"While OSHA remains confident in its authority to protect workers in emergencies, OSHA has suspended activities related to the implementation and enforcement of the ETS pending future developments in the litigation," read a statement on the agency's website.

President Joe Biden previously announced that about 84 million Americans who work at companies with 100 or more employees would need to be vaccinated against COVID-19 by Jan. 4 or get tested for the virus weekly. 

That target date is now up in the air as challenges to Biden's COVID-19 vaccine mandate for private employers is consolidated in the U.S. 6th Circuit Court of Appeals, a panel dominated by judges appointed by Republicans, the Associated Press reported. 

The Cincinnati-based court was selected Tuesday in a random drawing using ping-pong balls, a process employed when challenges to certain federal agency actions are filed in multiple courts.

Another court where a majority of judges were nominated by Republicans, the New Orleans-based 5th Circuit Court of Appeals, issued a ruling that put the mandate on hold.

It's not clear whether the court that will hear the case will act as the 5th Circuit did and side quickly with the Republican challengers. But legal experts have become increasingly concerned in recent years about the politicization of both federal and state courts, raising questions about whether justice is fairly administered or dispensed through a partisan lens.

Previously this year, the lottery had been used to assign just two cases. One involved fallout from a National Labor Relations Board ruling on an anti-union Twitter message by Tesla founder Elon Musk where objectors filed in two circuits. The other was over orders from the Federal Energy Regulatory Commission in which objectors filed in three.

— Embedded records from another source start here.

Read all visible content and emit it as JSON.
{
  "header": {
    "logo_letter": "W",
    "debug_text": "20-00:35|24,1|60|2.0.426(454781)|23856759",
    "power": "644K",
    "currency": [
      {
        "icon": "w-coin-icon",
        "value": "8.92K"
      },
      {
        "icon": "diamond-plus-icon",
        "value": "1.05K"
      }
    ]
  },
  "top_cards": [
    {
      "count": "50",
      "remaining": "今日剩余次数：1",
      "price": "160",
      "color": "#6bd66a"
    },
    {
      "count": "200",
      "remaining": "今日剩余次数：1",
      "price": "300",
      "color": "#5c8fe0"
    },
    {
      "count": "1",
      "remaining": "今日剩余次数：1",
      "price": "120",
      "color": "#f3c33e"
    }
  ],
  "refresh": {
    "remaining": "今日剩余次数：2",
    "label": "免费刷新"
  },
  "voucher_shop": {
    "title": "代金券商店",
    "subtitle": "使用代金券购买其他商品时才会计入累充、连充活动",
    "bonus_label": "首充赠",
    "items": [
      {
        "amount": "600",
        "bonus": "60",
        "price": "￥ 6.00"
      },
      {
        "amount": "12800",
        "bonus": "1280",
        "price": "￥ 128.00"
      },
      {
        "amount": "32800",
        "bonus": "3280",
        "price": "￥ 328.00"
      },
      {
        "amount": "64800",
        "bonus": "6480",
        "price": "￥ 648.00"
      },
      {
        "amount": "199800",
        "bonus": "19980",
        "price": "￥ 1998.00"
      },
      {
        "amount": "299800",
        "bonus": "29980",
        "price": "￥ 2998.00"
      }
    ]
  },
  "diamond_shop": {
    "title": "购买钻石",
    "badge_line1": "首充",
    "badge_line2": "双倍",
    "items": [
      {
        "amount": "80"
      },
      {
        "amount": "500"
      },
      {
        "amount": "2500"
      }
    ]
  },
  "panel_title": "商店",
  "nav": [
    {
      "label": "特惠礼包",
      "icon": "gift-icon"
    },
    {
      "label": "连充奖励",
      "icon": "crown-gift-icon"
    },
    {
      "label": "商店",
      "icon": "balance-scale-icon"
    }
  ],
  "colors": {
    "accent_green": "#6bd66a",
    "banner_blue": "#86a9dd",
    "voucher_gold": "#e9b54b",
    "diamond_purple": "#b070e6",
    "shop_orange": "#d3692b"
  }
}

The employer vaccine mandate is higher profile and further reaching. It calls for businesses with more than 100 workers to require employees to be vaccinated by Jan. 4 or wear masks and be tested weekly for COVID-19. Exemptions are provided for religious reasons and for those who work at home or only outdoors.

The Associated Press contributed to this report.